Chronic heart failure, secondary to left ventricular hypertrophy or myocardial infarction, is a condition with increasing morbidity and mortality. Although the mechanisms underlying the development and progression of this condition remain a subject of intense interest, there is now growing evidence that redox-sensitive pathways play an important role. This article focuses on the involvement of reactive oxygen species derived from a family of superoxide-generating enzymes, termed NADPH oxidases (NOXs), in the pathophysiology of ventricular hypertrophy, the accompanying interstitial fibrosis and subsequent heart failure. In particular, the apparent ability of the different NADPH oxidase isoforms to define the response of a cell to a range of physiological and pathophysiological stimuli is reviewed. If confirmed, these data would suggest that independently targeting different members of the NOX family may hold the potential for therapeutic intervention in the treatment of cardiac disease.

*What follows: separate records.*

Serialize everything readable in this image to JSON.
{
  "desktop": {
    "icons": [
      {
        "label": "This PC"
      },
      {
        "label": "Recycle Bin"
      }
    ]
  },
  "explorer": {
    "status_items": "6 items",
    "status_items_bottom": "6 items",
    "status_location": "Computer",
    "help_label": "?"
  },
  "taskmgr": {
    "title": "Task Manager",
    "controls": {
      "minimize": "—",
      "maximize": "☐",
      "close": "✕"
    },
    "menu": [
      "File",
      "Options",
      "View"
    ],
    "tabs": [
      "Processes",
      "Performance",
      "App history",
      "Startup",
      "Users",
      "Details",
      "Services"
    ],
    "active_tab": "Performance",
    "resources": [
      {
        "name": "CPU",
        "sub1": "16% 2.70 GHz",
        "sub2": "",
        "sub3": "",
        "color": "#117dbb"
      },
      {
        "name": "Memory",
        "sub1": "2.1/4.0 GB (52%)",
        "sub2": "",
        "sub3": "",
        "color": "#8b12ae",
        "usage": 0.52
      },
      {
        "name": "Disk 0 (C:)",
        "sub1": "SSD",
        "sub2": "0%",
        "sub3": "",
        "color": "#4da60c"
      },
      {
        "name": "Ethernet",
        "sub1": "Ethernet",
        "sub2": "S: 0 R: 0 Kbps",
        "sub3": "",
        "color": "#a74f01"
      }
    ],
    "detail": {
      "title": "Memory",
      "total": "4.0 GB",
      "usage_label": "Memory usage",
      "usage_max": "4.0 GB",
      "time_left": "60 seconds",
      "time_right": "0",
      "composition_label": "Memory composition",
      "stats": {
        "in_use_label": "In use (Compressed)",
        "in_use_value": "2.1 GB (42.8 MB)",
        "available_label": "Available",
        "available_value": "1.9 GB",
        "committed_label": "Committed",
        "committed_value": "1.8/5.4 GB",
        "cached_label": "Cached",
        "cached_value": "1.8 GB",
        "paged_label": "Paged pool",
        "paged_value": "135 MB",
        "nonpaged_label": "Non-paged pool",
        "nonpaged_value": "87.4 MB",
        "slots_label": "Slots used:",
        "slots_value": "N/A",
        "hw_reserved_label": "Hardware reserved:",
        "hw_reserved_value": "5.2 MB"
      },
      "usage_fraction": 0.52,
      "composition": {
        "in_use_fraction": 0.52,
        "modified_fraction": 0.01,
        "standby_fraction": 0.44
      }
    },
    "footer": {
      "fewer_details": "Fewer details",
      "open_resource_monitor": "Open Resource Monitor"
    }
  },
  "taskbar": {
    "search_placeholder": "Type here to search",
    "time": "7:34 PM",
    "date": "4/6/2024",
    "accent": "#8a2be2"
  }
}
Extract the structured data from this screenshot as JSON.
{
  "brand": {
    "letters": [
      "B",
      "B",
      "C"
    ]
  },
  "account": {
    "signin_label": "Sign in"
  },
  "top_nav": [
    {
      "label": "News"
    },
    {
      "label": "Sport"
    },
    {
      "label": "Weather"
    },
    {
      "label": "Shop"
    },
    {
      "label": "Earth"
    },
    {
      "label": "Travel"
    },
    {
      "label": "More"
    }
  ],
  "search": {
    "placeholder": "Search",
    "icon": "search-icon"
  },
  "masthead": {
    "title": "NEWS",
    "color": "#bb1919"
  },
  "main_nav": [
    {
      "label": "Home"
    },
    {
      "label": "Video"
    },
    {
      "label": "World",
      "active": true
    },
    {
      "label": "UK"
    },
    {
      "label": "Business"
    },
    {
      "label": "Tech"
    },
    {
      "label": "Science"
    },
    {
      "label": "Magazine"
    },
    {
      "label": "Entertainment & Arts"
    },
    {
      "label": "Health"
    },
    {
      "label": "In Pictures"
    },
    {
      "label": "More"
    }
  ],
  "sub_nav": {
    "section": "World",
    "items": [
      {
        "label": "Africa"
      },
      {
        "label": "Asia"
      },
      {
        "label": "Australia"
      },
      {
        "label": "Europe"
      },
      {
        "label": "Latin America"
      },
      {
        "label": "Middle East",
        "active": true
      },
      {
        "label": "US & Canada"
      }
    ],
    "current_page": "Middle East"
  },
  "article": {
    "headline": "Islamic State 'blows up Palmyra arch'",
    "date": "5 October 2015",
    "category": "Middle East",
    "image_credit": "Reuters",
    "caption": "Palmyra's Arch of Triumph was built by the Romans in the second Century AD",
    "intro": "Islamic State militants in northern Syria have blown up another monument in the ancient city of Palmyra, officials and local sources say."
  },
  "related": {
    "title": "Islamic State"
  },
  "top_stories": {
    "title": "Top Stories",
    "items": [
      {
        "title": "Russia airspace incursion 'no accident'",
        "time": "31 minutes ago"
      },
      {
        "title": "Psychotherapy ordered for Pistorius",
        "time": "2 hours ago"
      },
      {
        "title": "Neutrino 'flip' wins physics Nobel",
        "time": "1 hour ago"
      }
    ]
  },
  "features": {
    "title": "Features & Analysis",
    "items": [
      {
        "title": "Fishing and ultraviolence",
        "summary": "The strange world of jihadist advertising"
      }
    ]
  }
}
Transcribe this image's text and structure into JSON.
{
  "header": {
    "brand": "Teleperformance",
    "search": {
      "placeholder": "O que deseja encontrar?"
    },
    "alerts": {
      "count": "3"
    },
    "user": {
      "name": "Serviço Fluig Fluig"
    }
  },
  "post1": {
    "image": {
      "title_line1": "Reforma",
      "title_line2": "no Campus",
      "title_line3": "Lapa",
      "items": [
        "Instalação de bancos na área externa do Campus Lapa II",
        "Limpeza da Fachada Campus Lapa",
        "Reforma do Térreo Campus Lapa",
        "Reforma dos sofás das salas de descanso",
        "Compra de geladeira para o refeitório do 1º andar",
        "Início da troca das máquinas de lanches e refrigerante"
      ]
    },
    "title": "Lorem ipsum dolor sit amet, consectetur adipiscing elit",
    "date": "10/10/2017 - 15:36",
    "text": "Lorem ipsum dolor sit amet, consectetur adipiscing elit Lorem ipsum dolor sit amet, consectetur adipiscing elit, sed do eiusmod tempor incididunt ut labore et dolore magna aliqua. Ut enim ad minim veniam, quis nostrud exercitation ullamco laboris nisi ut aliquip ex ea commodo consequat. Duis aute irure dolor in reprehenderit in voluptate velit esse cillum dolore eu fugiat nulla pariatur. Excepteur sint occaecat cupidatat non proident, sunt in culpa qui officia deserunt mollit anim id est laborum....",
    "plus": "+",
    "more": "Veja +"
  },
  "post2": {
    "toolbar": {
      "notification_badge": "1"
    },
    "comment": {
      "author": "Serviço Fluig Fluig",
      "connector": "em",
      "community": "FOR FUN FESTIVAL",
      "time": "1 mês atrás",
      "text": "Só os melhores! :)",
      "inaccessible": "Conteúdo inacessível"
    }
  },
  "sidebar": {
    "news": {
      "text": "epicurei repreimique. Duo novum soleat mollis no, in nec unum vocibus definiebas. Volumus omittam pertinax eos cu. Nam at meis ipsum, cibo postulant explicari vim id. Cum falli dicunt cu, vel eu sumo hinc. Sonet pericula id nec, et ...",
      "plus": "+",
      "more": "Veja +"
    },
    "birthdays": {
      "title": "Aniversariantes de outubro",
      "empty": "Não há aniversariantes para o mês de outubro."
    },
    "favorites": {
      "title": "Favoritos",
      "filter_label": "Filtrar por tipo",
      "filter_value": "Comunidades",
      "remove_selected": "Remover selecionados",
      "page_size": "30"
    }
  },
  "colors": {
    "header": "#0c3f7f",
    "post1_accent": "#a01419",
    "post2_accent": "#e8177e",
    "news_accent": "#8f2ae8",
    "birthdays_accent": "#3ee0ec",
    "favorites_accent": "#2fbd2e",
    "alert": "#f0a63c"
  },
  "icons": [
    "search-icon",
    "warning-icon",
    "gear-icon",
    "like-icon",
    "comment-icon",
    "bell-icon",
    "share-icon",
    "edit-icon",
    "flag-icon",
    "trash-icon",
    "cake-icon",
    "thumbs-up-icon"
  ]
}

NADPH oxidase; heart; hypertrophy; heart failure; oxidative stress; reactive oxygen species
Tumor necrosis factor alpha (TNF-α) receptor-associated factors (TRAFs) play important roles in TNF-α signaling by interacting with downstream signaling molecules, e.g., mitogen-activated protein kinases (MAPKs). However, TNF-α also signals through reactive oxygen species (ROS)-dependent pathways. The interrelationship between these pathways is unclear; however, a recent study suggested that TRAF4 could bind to the NADPH oxidase subunit p47phox. Here, we investigated the potential interaction between p47phox phosphorylation and TRAF4 binding and their relative roles in acute TNF-α signaling. Exposure of human microvascular endothelial cells (HMEC-1) to TNF-α (100 U/ml; 1 to 60 min) induced rapid (within 5 min) p47phox phosphorylation. This was paralleled by a 2.7- ± 0.5-fold increase in p47phox-TRAF4 association, membrane translocation of p47phox-TRAF4, a 2.3- ± 0.4-fold increase in p47phox-p22phox complex formation, and a 3.2- ± 0.2-fold increase in NADPH-dependent O2− production (all P < 0.05). TRAF4-p47phox binding was accompanied by a progressive increase in extracellular signal-regulated kinases 1 and 2 (ERK1/2) and p38MAPK activation, which was inhibited by an O2− scavenger, tiron. TRAF4 predominantly bound the phosphorylated form of p47phox, in a protein kinase C-dependent process. Knockdown of TRAF4 expression using siRNA had no effect on p47phox phosphorylation or binding to p22phox but inhibited TNF-α-induced ERK1/2 activation. In coronary microvascular EC from p47phox−/− mice, TNF-α-induced NADPH oxidase activation, ERK1/2 activation, and cell surface intercellular adhesion molecule 1 (ICAM-1) expression were all inhibited. Thus, both p47phox phosphorylation and TRAF4 are required for acute TNF-α signaling. The increased binding between p47phox and TRAF4 that occurs after p47phox phosphorylation could serve to spatially confine ROS generation from NADPH oxidase and subsequent MAPK activation and cell surface ICAM-1 expression in EC.